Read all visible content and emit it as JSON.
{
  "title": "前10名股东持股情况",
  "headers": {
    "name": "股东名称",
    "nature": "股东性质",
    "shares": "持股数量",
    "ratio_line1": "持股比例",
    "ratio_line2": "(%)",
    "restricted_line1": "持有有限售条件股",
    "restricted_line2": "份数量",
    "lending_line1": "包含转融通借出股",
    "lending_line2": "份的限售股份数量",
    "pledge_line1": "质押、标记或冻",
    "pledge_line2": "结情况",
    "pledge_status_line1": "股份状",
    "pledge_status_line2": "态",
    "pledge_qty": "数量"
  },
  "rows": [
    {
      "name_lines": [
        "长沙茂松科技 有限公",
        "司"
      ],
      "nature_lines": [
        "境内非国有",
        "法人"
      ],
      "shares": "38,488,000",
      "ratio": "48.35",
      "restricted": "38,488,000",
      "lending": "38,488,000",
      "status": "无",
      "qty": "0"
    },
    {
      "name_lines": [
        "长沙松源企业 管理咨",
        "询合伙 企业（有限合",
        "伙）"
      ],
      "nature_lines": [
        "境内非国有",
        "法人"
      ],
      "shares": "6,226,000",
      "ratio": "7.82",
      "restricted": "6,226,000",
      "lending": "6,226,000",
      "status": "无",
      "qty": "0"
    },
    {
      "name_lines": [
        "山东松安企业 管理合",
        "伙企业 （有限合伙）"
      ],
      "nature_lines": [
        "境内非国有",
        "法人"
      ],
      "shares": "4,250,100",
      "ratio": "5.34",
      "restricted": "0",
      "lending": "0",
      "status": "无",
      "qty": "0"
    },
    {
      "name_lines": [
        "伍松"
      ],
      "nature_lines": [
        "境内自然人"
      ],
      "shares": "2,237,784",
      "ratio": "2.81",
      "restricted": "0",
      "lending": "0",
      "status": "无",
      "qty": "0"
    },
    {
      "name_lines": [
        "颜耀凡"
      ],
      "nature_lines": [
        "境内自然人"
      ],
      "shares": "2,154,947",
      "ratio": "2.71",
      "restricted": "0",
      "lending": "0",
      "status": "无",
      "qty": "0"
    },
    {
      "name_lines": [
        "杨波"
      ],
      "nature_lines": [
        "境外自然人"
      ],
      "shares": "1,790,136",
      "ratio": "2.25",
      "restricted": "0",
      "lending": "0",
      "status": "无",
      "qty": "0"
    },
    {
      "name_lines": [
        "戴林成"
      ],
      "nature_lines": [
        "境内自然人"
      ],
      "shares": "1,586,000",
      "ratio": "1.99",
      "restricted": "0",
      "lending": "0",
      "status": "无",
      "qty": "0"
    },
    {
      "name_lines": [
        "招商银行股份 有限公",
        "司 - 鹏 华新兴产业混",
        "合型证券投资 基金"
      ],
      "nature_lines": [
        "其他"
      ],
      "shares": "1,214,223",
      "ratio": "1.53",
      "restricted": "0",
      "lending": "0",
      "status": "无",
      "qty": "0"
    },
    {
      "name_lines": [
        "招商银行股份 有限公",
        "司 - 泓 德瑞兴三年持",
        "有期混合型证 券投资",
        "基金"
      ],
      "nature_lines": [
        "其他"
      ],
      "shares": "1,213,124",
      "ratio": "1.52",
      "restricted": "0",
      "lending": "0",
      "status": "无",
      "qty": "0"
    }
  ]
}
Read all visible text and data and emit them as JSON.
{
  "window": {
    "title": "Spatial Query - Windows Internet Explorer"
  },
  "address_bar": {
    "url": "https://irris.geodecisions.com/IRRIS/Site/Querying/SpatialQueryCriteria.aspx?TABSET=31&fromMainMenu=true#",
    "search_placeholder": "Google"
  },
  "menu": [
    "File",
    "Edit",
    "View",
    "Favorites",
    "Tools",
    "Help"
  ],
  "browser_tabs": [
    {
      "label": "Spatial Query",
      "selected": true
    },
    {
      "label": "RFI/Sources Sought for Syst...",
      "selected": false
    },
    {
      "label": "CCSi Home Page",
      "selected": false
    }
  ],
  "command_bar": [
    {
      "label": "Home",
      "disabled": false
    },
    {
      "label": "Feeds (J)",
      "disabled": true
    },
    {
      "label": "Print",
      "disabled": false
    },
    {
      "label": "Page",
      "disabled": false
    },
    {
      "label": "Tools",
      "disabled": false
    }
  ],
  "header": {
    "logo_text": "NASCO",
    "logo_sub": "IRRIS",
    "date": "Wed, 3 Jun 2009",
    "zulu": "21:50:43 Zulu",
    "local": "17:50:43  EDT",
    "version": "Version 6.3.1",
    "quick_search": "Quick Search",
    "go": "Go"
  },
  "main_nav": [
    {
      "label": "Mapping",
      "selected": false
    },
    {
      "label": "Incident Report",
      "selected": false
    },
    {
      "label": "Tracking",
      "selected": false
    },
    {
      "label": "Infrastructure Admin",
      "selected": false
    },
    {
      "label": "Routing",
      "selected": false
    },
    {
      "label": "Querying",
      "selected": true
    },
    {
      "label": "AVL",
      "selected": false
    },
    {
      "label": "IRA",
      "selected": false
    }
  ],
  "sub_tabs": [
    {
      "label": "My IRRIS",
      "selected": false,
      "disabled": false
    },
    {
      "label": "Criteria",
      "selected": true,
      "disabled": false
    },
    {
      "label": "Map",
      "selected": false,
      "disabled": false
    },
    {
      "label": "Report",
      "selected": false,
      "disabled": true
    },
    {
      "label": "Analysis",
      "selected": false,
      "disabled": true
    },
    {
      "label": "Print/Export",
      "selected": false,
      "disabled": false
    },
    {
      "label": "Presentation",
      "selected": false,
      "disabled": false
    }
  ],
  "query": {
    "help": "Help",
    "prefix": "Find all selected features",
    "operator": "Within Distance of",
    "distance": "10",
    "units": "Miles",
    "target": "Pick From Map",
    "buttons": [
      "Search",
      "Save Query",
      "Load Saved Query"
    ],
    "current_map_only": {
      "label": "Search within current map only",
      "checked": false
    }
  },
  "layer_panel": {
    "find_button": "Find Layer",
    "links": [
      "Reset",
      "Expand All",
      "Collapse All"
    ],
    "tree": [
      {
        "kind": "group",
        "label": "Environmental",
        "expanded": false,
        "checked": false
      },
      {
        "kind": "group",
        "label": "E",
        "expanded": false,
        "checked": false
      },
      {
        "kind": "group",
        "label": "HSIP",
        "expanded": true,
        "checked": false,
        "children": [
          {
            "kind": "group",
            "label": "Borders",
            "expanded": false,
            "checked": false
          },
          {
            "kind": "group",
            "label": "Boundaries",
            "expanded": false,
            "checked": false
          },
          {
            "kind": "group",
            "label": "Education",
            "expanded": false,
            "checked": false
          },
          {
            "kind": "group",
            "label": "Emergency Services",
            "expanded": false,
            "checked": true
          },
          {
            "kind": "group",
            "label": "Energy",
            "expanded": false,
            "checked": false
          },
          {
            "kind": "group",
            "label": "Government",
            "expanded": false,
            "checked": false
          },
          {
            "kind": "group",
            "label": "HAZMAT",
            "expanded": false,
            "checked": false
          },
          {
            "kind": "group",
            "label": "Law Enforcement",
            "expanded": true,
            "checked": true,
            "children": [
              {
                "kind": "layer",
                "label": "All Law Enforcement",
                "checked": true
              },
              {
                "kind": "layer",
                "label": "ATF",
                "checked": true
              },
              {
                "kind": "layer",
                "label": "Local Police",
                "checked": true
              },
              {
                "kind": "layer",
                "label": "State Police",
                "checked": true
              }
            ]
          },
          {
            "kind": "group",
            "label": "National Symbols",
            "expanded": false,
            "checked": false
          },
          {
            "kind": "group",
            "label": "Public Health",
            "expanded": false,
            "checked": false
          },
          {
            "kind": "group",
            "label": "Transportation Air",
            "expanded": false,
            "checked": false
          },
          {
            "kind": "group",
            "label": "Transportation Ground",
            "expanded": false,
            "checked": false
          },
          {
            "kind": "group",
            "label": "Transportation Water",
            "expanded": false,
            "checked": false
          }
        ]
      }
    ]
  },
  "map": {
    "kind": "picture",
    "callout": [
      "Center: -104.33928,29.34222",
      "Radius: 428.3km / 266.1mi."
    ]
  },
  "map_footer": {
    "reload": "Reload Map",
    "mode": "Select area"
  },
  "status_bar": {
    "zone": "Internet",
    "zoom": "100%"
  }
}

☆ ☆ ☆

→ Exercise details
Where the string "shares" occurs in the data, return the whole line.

→ Response box
    "shares": "持股数量",
      "shares": "38,488,000",
      "shares": "6,226,000",
      "shares": "4,250,100",
      "shares": "2,237,784",
      "shares": "2,154,947",
      "shares": "1,790,136",
      "shares": "1,586,000",
      "shares": "1,214,223",
      "shares": "1,213,124",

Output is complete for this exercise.